Virginia is on its way to being back in compliance with the Chesapeake Bay menhaden harvest cap, as state lawmakers pass legislation to put fisheries management into the hands of the Virginia Marine Resources Commission (VMRC)–where conservationists and anglers say it should have been all along.
Menhaden, an oily little fish species used in fish oil and fish meal products, is Virginia’s largest fishery. The species is also a key piece of the Chesapeake Bay food chain. Bigger predators like crabs and striped bass (whose population is currently in trouble) rely on the forage fish for food.
Until now, it was the state’s only fishery to be managed by the General Assembly rather than by VMRC. America’s largest fish meal processor, Reedville-based Omega Protein, catches the lion’s share of menhaden commercially harvested in the Bay region.
Last season, Omega announced it caught 30 percent more menhaden than the Atlantic fishery managers’ harvest cap allows. The Atlantic State Marine Fisheries (ASMFC) found Virginia out of compliance with the Bay harvest cap, asking the feds to impose consequences on the state that would directly impact Omega. In December, the U.S. Commerce Department sided with ASMFC, putting a deadline on Virginia to get in compliance by mid-June, or face a menhaden fishing moratorium.

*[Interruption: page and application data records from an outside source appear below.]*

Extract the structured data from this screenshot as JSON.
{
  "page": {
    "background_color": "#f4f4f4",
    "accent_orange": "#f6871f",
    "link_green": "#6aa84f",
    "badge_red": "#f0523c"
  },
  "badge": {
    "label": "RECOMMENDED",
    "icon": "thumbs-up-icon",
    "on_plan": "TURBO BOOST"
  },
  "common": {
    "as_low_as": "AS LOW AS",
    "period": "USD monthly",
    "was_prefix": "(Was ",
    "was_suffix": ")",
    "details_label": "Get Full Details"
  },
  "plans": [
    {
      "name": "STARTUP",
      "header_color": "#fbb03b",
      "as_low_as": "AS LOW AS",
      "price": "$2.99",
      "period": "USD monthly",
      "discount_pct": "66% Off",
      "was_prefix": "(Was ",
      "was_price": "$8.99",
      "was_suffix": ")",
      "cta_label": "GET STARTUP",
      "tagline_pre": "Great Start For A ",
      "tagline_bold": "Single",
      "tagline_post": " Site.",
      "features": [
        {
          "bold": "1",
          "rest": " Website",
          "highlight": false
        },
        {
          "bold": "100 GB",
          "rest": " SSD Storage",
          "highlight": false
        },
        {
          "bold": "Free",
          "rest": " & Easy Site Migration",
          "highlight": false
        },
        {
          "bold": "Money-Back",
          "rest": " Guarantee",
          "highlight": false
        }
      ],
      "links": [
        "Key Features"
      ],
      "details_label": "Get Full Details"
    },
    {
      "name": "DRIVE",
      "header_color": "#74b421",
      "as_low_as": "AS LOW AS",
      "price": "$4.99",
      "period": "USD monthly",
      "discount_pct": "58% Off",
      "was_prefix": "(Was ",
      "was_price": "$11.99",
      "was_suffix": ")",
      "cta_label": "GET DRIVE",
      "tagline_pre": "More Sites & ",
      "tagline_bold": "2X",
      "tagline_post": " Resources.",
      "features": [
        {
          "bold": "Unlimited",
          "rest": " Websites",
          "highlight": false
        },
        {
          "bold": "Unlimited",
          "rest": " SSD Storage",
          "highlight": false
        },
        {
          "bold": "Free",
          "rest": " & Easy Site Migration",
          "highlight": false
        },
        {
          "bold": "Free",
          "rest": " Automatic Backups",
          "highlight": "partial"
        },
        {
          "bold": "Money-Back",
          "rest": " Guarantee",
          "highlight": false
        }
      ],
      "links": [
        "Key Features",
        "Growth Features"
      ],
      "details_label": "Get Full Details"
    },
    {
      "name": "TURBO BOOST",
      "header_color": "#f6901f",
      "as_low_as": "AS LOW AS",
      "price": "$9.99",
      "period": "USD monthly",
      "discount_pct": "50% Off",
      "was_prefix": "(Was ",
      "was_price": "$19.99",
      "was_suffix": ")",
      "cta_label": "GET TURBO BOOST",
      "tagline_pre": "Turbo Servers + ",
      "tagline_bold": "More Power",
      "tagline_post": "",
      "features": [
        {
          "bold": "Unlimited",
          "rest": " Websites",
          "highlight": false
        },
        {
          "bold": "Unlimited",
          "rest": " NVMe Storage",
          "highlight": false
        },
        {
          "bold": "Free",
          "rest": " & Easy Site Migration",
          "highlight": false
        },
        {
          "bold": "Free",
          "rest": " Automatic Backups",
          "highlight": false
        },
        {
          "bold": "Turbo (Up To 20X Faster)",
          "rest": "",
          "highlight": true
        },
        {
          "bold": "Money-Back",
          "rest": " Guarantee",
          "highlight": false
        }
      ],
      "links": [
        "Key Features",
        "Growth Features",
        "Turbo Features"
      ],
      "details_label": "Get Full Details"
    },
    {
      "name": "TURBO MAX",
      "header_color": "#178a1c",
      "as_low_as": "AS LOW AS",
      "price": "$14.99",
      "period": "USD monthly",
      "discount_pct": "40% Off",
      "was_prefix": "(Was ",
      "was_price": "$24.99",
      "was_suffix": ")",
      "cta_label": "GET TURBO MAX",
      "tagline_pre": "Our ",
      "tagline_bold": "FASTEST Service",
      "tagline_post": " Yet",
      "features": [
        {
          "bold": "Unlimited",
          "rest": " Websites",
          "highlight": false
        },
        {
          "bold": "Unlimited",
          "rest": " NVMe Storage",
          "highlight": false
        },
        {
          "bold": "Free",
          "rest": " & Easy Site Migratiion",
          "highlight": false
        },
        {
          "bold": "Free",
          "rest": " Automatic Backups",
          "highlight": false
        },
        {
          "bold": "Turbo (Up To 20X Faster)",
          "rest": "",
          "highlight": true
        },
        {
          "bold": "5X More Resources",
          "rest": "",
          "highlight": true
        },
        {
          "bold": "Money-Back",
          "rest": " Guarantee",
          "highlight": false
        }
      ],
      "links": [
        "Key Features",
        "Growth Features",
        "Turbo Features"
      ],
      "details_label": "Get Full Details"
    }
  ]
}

At the same time, many ASMFC board members, Virginia Governor Ralph Northam, and recreational fishing and conservation groups like the Chesapeake Bay Foundation (CBF) and the Theodore Roosevelt Conservation Partnership pushed for lawmakers to shift menhaden fishery management to VMRC, where all other marine species n Virginia are managed.
This week the Virginia House and Senate passed bipartisan legislation to do just that, and Governor Northam is expected to quickly sign the bill to make it official.
CBF says the legislation marks a new day for the protection of menhaden. Senior Regional Ecosystem Scientist Chris Moore said in a statement:
“Despite broad public support, for more than a decade similar legislation has died in committee. This action sets the course for a more thoughtful and responsive management program that removes politics from fisheries management decisions.”
The Theodore Roosevelt Conservation Partnership applauds the move for its implications in recreational fishing. If menhaden cause crabs and rockfish to suffer, the recreational fishing industry also suffers.
“This is a huge step forward for sound fisheries conservation in the Chesapeake. The recreational fishing community thanks the bill sponsors and Governor Northam for their leadership as well as the unfailing support of charter captains, fishing guides and other small businesses who rely on a healthy Chesapeake Bay for their livelihoods,” says President and CEO Whit Fosburgh.
-Meg Walburn Viviano